I almost missed it.
In the cloud of tension that develops around homework in our house, I almost missed it.
With the frustration that creeps through my veins when my teen moves as slow as molasses, I almost missed it.
Thank God, I didn’t.
Thank you, God, for the inclination to consciously put aside the squabbles about what it means to “do your best” on homework — and whether or not my son was out the door on time.
Thank you, God, for nudging me to remember to create time for just us, an opportunity to be fully present to Ben, the precious being whose emotional well-being is my first priority above all else (…yes, even homework).
Thank you, God, for offering up an activity we would both have fun doing and for helping me stop to notice it.
In the car, on the way to The Paint Bar, I set a 15-minute limit on conversation about homework. “Let’s spend no more than 15 minutes making a homework plan for after we get home, then drop the subject of homework completely for the afternoon.”
With a smile, he agreed.
Hours later, relaxed and nourished with warmth and connection, we were back in the kitchen at home.
And he asked me a question I’ll never forget. It was a question I can’t share publicly because it’s tender and that wouldn’t be fair to him. I really don’t mean to string you along…the content of the question he asked is really so NOT the point anyway.

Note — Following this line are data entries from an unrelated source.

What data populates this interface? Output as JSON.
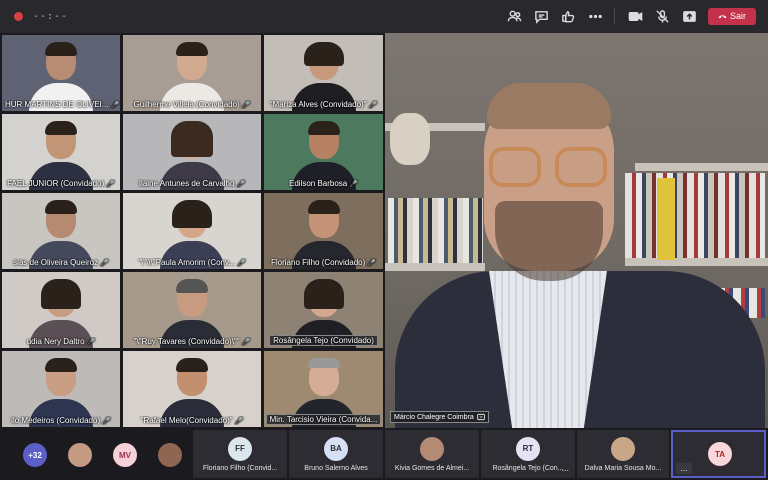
{
  "topbar": {
    "timer": "--:--",
    "leave_label": "Sair",
    "icons": [
      "participants-icon",
      "chat-icon",
      "reactions-icon",
      "more-icon",
      "camera-icon",
      "mic-off-icon",
      "share-icon"
    ]
  },
  "gallery": {
    "tiles": [
      {
        "name": "HUR MARTINS DE OLIVEI...",
        "mic": "🎤"
      },
      {
        "name": "Guilherme Villela (Convidado)",
        "mic": "🎤"
      },
      {
        "name": "\"Mariza Alves (Convidado)\"",
        "mic": "🎤"
      },
      {
        "name": "FAEL JUNIOR (Convidado)",
        "mic": "🎤"
      },
      {
        "name": "Ilaine Antunes de Carvalho",
        "mic": "🎤"
      },
      {
        "name": "Edilson Barbosa",
        "mic": "🎤"
      },
      {
        "name": "sias de Oliveira Queiroz",
        "mic": "🎤"
      },
      {
        "name": "\"\\\"\\\\\\\"Paula Amorim (Conv...",
        "mic": "🎤"
      },
      {
        "name": "Floriano Filho (Convidado)",
        "mic": "🎤"
      },
      {
        "name": "udia Nery Daltro",
        "mic": "🎤"
      },
      {
        "name": "\"\\\"Ruy Tavares (Convidado)\\\"\"",
        "mic": "🎤"
      },
      {
        "name": "Rosângela Tejo (Convidado)",
        "mic": ""
      },
      {
        "name": "ilo Medeiros (Convidado)",
        "mic": "🎤"
      },
      {
        "name": "\"Rafael Melo(Convidado)\"",
        "mic": "🎤"
      },
      {
        "name": "Min. Tarcisio Vieira (Convida...",
        "mic": ""
      }
    ]
  },
  "main": {
    "speaker_name": "Márcio Chalegre Coimbra"
  },
  "bottom": {
    "overflow_count": "+32",
    "initials_mv": "MV",
    "tiles": [
      {
        "initials": "FF",
        "name": "Floriano Filho (Convid..."
      },
      {
        "initials": "BA",
        "name": "Bruno Salerno Alves"
      },
      {
        "initials": "",
        "name": "Kivia Gomes de Almei..."
      },
      {
        "initials": "RT",
        "name": "Rosângela Tejo (Con..."
      },
      {
        "initials": "",
        "name": "Dalva Maria Sousa Mo..."
      }
    ],
    "more": "...",
    "ta_initials": "TA"
  }
}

What is the point?
The point is this: It was a BIG IMPORTANT question, one that he needed to talk about. And had we been lost in a homework tug-of-war, it would never have been asked.

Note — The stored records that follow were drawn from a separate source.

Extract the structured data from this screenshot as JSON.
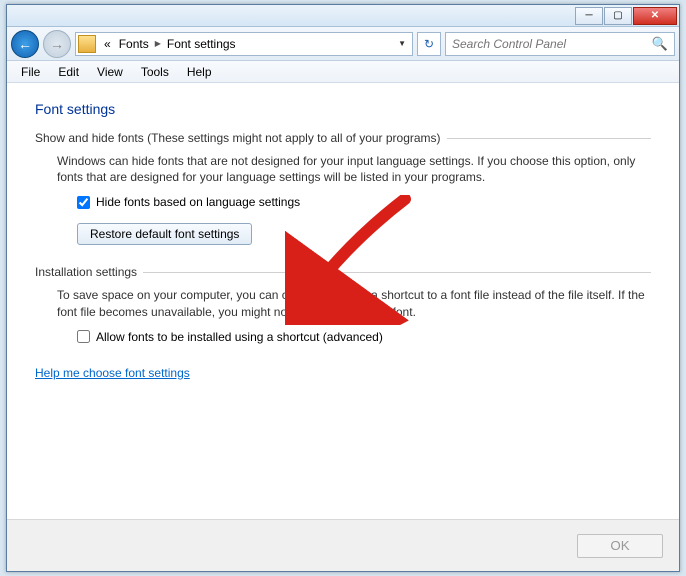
{
  "breadcrumb": {
    "prefix": "«",
    "item1": "Fonts",
    "item2": "Font settings"
  },
  "search": {
    "placeholder": "Search Control Panel"
  },
  "menu": {
    "file": "File",
    "edit": "Edit",
    "view": "View",
    "tools": "Tools",
    "help": "Help"
  },
  "page": {
    "heading": "Font settings",
    "group1_label": "Show and hide fonts (These settings might not apply to all of your programs)",
    "group1_desc": "Windows can hide fonts that are not designed for your input language settings. If you choose this option, only fonts that are designed for your language settings will be listed in your programs.",
    "hide_fonts_cb_label": "Hide fonts based on language settings",
    "hide_fonts_checked": true,
    "restore_btn": "Restore default font settings",
    "group2_label": "Installation settings",
    "group2_desc": "To save space on your computer, you can choose to install a shortcut to a font file instead of the file itself. If the font file becomes unavailable, you might not be able to use the font.",
    "shortcut_cb_label": "Allow fonts to be installed using a shortcut (advanced)",
    "shortcut_checked": false,
    "help_link": "Help me choose font settings",
    "ok_btn": "OK"
  }
}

It was the kind of question you wouldn’t want your teen (or anyone) to sit and stew on alone.
It was the kind of topic that needed space to breathe so it could take flight and not weigh him down.
It was the kind of question that breaks my heart to imagine him trying to make sense of on his own.
And on his own is how he could easily have felt if I didn’t put boundaries around the homework conversation.
Homework isn’t everything. Sometimes I can get myself worked up, and begin to feel and act like it is.
It’s embarrassing to admit because I “should know better” – but I get hooked. Homework is the bait, and I am the fish.
Thankfully, by the grace of a moment of clarity, I took the hook out of my mouth on this day and was able to be fully present to my son. I got to see my teen with fresh eyes and truly focus on the many wonderful things he continues to be — artistic, fun, smart, thoughtful, engaging, comfortable, and (by the way) willing to take risks on the paint canvas with a dash of confidence over here on this blue line — and over there with the sunset in bright, wide, bold colors.
We sat. We played. We created. We admired each other’s art. We listened to music. We sang. We chatted about nothing.
And in that space grew the opportunity for the conversation I wouldn’t have missed for the world.
But I almost missed it…and I’m hoping that by sharing this with you today, I’ll help you “not miss” something equally important.
There may be someone in your life that needs your ears and your heart…someone with whom you’ve had tension that needs to be set aside for awhile so you can see each other for who you are right now in this minute, not dragging the past or the future with you.
What can you do to create some special time with that person?
An important conversation may be hovering, out there waiting to swoosh into the space of warmth and connection you create.
I hope it’s magical.
I’d love to hear about it.